summer for the previous five years, and no incident involving the rope had been
reported to the Store. On these undisputed f acts, the Court finds that Walmart is
entitled to summary judgment in its favor on the issue of actual knowledge.
The Court notes that a portion of the case law on this topic in Colorado has arisen in
the tragic context of shootings in public places, including a school, movie theater, and Planned
The Court similarly concludes that no jury could find that Walmart had
constructive knowledge of the danger posed by the rope. Unlike the plaintiffs in
Axelrod, Young has not presented any facts to suggest that Walmart should have
known about the potential risks posed by the rope. Instead, Young simply states that
there are conflicting facts, and asks the Court to infer that common sense would lead a
reasonable jury to conclude that Walmart should have known of the risk.
Significantly, however, Young does not identify any such conflicting facts, and
she fails as well to articulate what conflicting inferences arise from the undisputed facts.
For instance, Young could have presented evidence that similar accidents are common
or have at least occurred before (although the Court found no similar incidents in an
independent search of nationwide case law), that parking lots are generally designed to
eliminate the risk that a car bumper or hitch would catch on a barrier, or anything else to
suggest that Walmart should have known of the risk. This she has wholly failed to do.
Nor can the Court conclude that this is a type of event that is sufficiently common
to put Walmart on notice of the potential dangers or risks. The closest analogous fact
pattern that the Court could locate is in a Georgia Court of Appeals decision that held
the defendant was not entitled to summary judgment. Millard v. AAA Elec. Contractors
& Engineers, Inc., 167 S.E.2d 679, 680 (Ga. Ct. App. 1969). In that case, a contractor
working in a shopping center parking lot strung a rope with white flags 15 feet apart
“between two uprights across a portion of the parking area in which cars normally drive
and pedestrians normally walk.” Id. An individual drove his car into the rope “carrying it
forward with the car with great force, knocking [the plaintiff] down, causing her alleged
injuries.” Id. The court found that the “pleadings, together with the affidavits and
depositions on file,” raised a genuine issue of material fact as to the negligent

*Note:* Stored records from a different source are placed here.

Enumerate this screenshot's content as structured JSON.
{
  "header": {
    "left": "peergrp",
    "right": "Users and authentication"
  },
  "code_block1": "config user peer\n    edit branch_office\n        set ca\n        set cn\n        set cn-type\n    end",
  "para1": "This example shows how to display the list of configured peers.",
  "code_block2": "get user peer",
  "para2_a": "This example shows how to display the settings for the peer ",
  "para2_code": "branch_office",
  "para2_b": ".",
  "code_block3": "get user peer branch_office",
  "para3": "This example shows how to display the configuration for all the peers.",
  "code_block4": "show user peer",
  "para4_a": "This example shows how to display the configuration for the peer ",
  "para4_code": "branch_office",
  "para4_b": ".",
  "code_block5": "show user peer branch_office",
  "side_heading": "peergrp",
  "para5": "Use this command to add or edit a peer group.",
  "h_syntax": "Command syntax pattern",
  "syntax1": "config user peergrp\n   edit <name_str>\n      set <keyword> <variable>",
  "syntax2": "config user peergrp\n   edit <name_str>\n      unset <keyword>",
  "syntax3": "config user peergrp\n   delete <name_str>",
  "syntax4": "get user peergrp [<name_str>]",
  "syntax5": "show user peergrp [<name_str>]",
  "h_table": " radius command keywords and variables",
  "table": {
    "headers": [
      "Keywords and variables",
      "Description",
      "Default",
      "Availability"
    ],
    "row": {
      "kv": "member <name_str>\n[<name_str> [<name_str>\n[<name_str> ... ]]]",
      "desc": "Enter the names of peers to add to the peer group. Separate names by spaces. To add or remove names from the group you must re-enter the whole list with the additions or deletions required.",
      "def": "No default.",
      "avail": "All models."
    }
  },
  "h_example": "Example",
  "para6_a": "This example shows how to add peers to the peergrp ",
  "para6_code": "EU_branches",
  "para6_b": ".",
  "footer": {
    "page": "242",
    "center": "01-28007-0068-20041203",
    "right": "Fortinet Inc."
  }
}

placement of the rope “across the driving-walking lanes of a parking area open to the
general public.” Id. at 684.
Millard is distinguishable in several respects: the rope was hung across the
parking lot such that a person could walk or drive into it, the driver hit the rope head on,
and there was evidence in the record that the rope was visible and that other individuals
had also hit the rope. Here, however, Young has not put forward any evidence other
than her unsupported statement that there are conflicting facts that suggest that
Walmart had constructive knowledge of the danger. (See ECF No. 58 at 18.) In the
absence of any evidence to suggest that Walmart in fact had constructive knowledge of
the danger of roping off a summer garden center from its public parking lot, Walmart is
also entitled to summary judgment in its favor on the issue of constructive knowledge.
For the reasons set forth above, the Court ORDERS as follows:
Defendant’s Motion for Summary Judgment (ECF No. 43) is GRANTED;
Defendant’s “Partially Unopposed Motion to Strike or Limit the Opinions of
Plaintiff’s Treating Expert, Brinceton Phipps, M.D.” (ECF No. 63) is DENIED AS
The Final Trial Preparation Conference scheduled for October 25, 2019, and the
four-day jury trial scheduled to begin November 12, 2019 are VACATED;
The Clerk shall enter final judgment in favor of Defendant and against Plaintiff,
and shall terminate this case; and
Defendant shall have its costs upon compliance with D.C.COLO.LCivR 54.1.
Dated this 8th day of October, 2019.
BY THE COURT:
William J. Martínez
United States District Judge
Disclaimer: Justia Dockets & Filings provides public litigation records from the federal appellate and district courts. These filings and docket sheets should not be considered findings of fact or liability, nor do they necessarily reflect the view of Justia.
Why Is My Information Online?